Grant Thornton US has been ordered to pay $100m in damages after selling a tax shelter to clients which allowed funds held in Cayman Island-based companies to be distributed to shareholders in the US without federal tax liability.
Grant Thornton US sold the tax shelter, which was later disallowed by the Inland Revenue Service (IRS), to its clients William and Martha Yung and the 1994 William J. Yung Family Trust in 2000. The Yungs settled with the IRS in 2007.
The tax shelter, known as Lev301, was developed by Grant Thornton in 2000 as a strategy designed to allow corporations to make certain types of monetary distribution with minimum tax consequences to their shareholders.
After selling Lev301 to the Yungs, Grant Thornton then sold it to 13 other clients and a similar product to 22 other customers.
Following the settlement with the IRS, the Yungs took action to recoup roughly $20m, the combined total paid to the IRS in back taxes, interest and penalties, and the fees it paid to Grant Thornton.
The trial court found Grant Thornton liable for fraud and gross professional negligence in the sale of Lev301 and awarded $20m in compensatory damages to the Yungs and $80m in punitive damages.
Grant Thornton appealed this decision and the Court of Appeals reduced the amount Grant Thornton needed to pay in punitive damages to $20m. It found that the punitive damages in excess of $20m to be unreasonable and exceeded the amount justified to punish and deter Grant Thornton from similar behaviour in the future.
The Yungs then sought to reinstate the initial $80m to be paid in punitive damages. The Supreme Court of Kentucky then upheld the initial court’s decision and reinstated the original $80m of punitive damages to be paid.
In 2018, Grant Thornton US had a fee income of $1.7bn.

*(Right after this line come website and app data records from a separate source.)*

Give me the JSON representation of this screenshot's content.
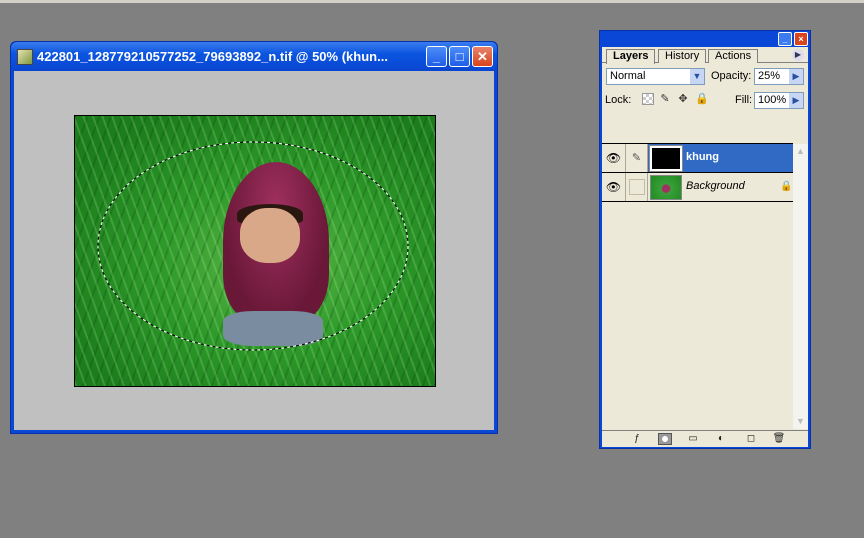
{
  "document": {
    "title": "422801_128779210577252_79693892_n.tif @ 50% (khun...",
    "icon": "photoshop-document-icon",
    "buttons": {
      "minimize": "_",
      "maximize": "□",
      "close": "✕"
    }
  },
  "layers_panel": {
    "tabs": [
      {
        "label": "Layers",
        "active": true
      },
      {
        "label": "History",
        "active": false
      },
      {
        "label": "Actions",
        "active": false
      }
    ],
    "blend_mode": "Normal",
    "opacity_label": "Opacity:",
    "opacity_value": "25%",
    "lock_label": "Lock:",
    "fill_label": "Fill:",
    "fill_value": "100%",
    "layers": [
      {
        "name": "khung",
        "visible": true,
        "selected": true,
        "thumbnail": "black"
      },
      {
        "name": "Background",
        "visible": true,
        "selected": false,
        "locked": true,
        "thumbnail": "photo"
      }
    ],
    "bottom_icons": [
      "layer-style-icon",
      "layer-mask-icon",
      "new-group-icon",
      "adjustment-layer-icon",
      "new-layer-icon",
      "trash-icon"
    ]
  },
  "colors": {
    "selection_highlight": "#316ac5",
    "titlebar": "#0a47d6",
    "workspace": "#808080"
  }
}
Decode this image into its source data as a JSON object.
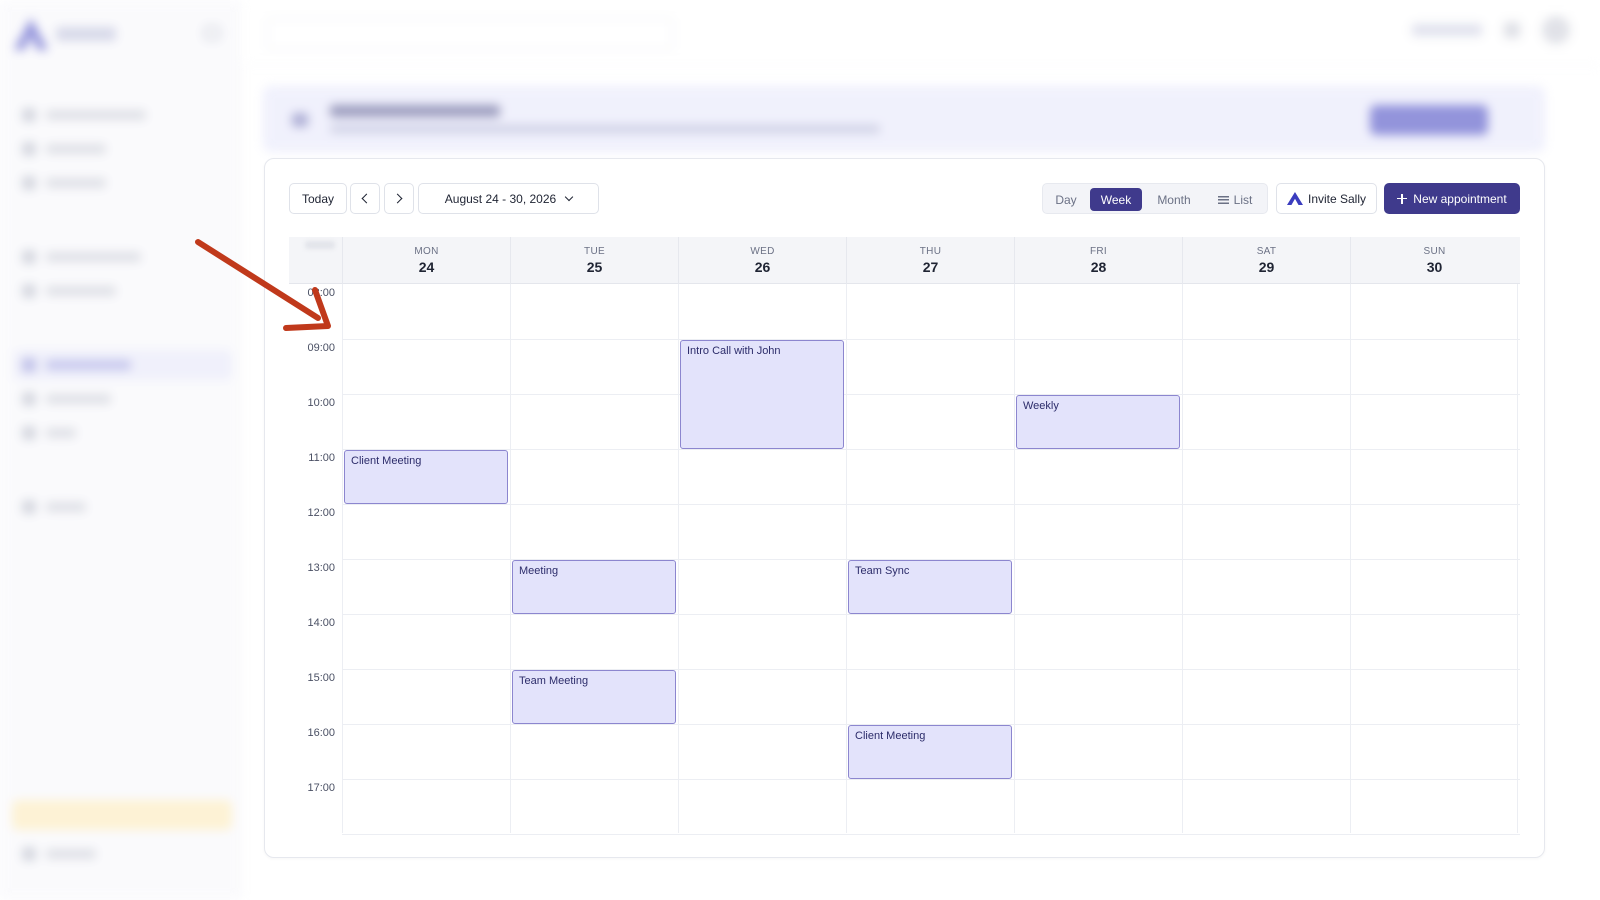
{
  "calendar": {
    "toolbar": {
      "today": "Today",
      "range": "August 24 - 30, 2026",
      "views": {
        "day": "Day",
        "week": "Week",
        "month": "Month",
        "list": "List"
      },
      "active_view": "Week",
      "invite": "Invite Sally",
      "new_appointment": "New appointment"
    },
    "days": [
      {
        "dow": "MON",
        "num": "24"
      },
      {
        "dow": "TUE",
        "num": "25"
      },
      {
        "dow": "WED",
        "num": "26"
      },
      {
        "dow": "THU",
        "num": "27"
      },
      {
        "dow": "FRI",
        "num": "28"
      },
      {
        "dow": "SAT",
        "num": "29"
      },
      {
        "dow": "SUN",
        "num": "30"
      }
    ],
    "hours": [
      "08:00",
      "09:00",
      "10:00",
      "11:00",
      "12:00",
      "13:00",
      "14:00",
      "15:00",
      "16:00",
      "17:00"
    ],
    "events": [
      {
        "title": "Intro Call with John",
        "day": "WED",
        "start": "09:00",
        "end": "11:00"
      },
      {
        "title": "Weekly",
        "day": "FRI",
        "start": "10:00",
        "end": "11:00"
      },
      {
        "title": "Client Meeting",
        "day": "MON",
        "start": "11:00",
        "end": "12:00"
      },
      {
        "title": "Meeting",
        "day": "TUE",
        "start": "13:00",
        "end": "14:00"
      },
      {
        "title": "Team Sync",
        "day": "THU",
        "start": "13:00",
        "end": "14:00"
      },
      {
        "title": "Team Meeting",
        "day": "TUE",
        "start": "15:00",
        "end": "16:00"
      },
      {
        "title": "Client Meeting",
        "day": "THU",
        "start": "16:00",
        "end": "17:00"
      }
    ]
  },
  "colors": {
    "accent": "#3f3a8c",
    "event_fill": "#e3e3fb",
    "event_border": "#8c86cf",
    "annotation_arrow": "#c0391b"
  },
  "icons": [
    "chevron-left-icon",
    "chevron-right-icon",
    "chevron-down-icon",
    "list-icon",
    "invite-logo-icon",
    "plus-icon",
    "annotation-arrow-icon"
  ]
}
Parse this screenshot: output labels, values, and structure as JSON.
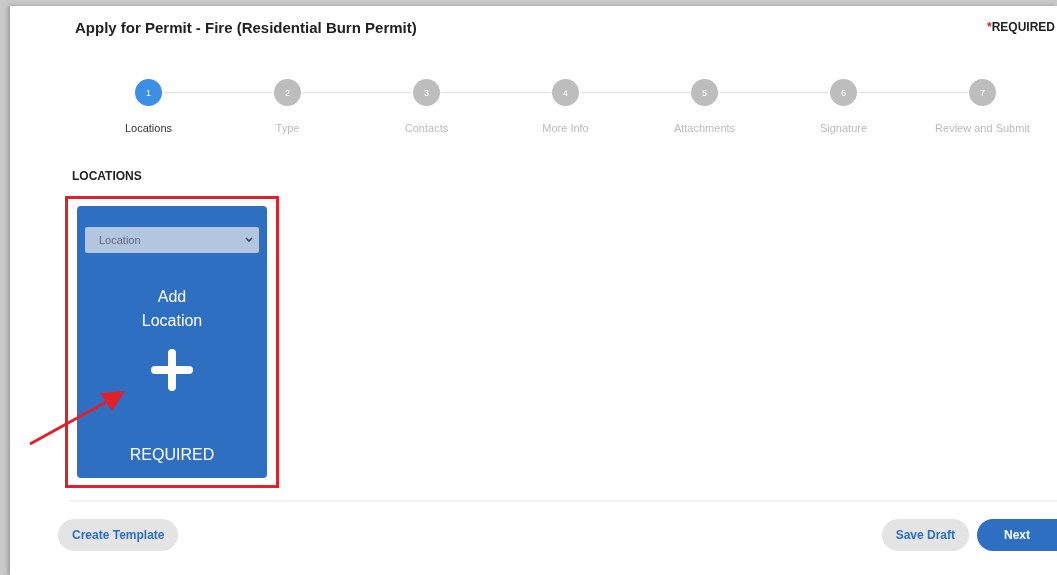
{
  "page": {
    "title": "Apply for Permit - Fire (Residential Burn Permit)",
    "required_mark": "*",
    "required_label": "REQUIRED"
  },
  "steps": [
    {
      "number": "1",
      "label": "Locations",
      "selected": true
    },
    {
      "number": "2",
      "label": "Type",
      "selected": false
    },
    {
      "number": "3",
      "label": "Contacts",
      "selected": false
    },
    {
      "number": "4",
      "label": "More Info",
      "selected": false
    },
    {
      "number": "5",
      "label": "Attachments",
      "selected": false
    },
    {
      "number": "6",
      "label": "Signature",
      "selected": false
    },
    {
      "number": "7",
      "label": "Review and Submit",
      "selected": false
    }
  ],
  "section": {
    "heading": "LOCATIONS"
  },
  "location_card": {
    "dropdown": {
      "value": "Location"
    },
    "title": "Add Location",
    "status": "REQUIRED"
  },
  "footer": {
    "buttons": [
      {
        "label": "Create Template",
        "kind": "secondary"
      },
      {
        "label": "Save Draft",
        "kind": "secondary"
      },
      {
        "label": "Next",
        "kind": "primary"
      }
    ]
  }
}
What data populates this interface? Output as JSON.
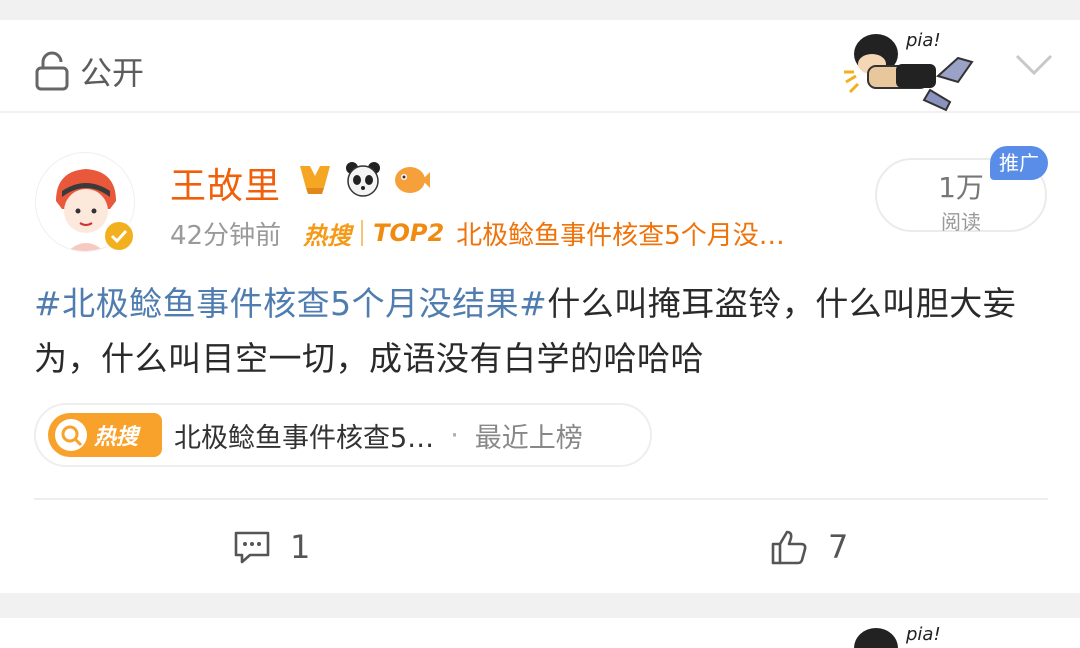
{
  "visibility": {
    "label": "公开",
    "icon": "lock-icon"
  },
  "post": {
    "username": "王故里",
    "time": "42分钟前",
    "hot_logo": "热搜",
    "rank": "TOP2",
    "hot_title": "北极鲶鱼事件核查5个月没…",
    "read_count": "1万",
    "read_label": "阅读",
    "ad_tag": "推广",
    "hashtag": "#北极鲶鱼事件核查5个月没结果#",
    "text": "什么叫掩耳盗铃，什么叫胆大妄为，什么叫目空一切，成语没有白学的哈哈哈",
    "hot_pill": {
      "logo": "热搜",
      "title": "北极鲶鱼事件核查5…",
      "dot": "·",
      "status": "最近上榜"
    },
    "comments": "1",
    "likes": "7"
  },
  "sticker_text": "pia!",
  "colors": {
    "username": "#f15f0a",
    "hashtag": "#507daf",
    "hot": "#f59a18",
    "ad": "#5a8de8"
  }
}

Grant Thornton US told IAB: "Grant Thornton is disappointed with the most recent decision regarding this matter, which dates back almost 20 years, and is reviewing its options for appeal."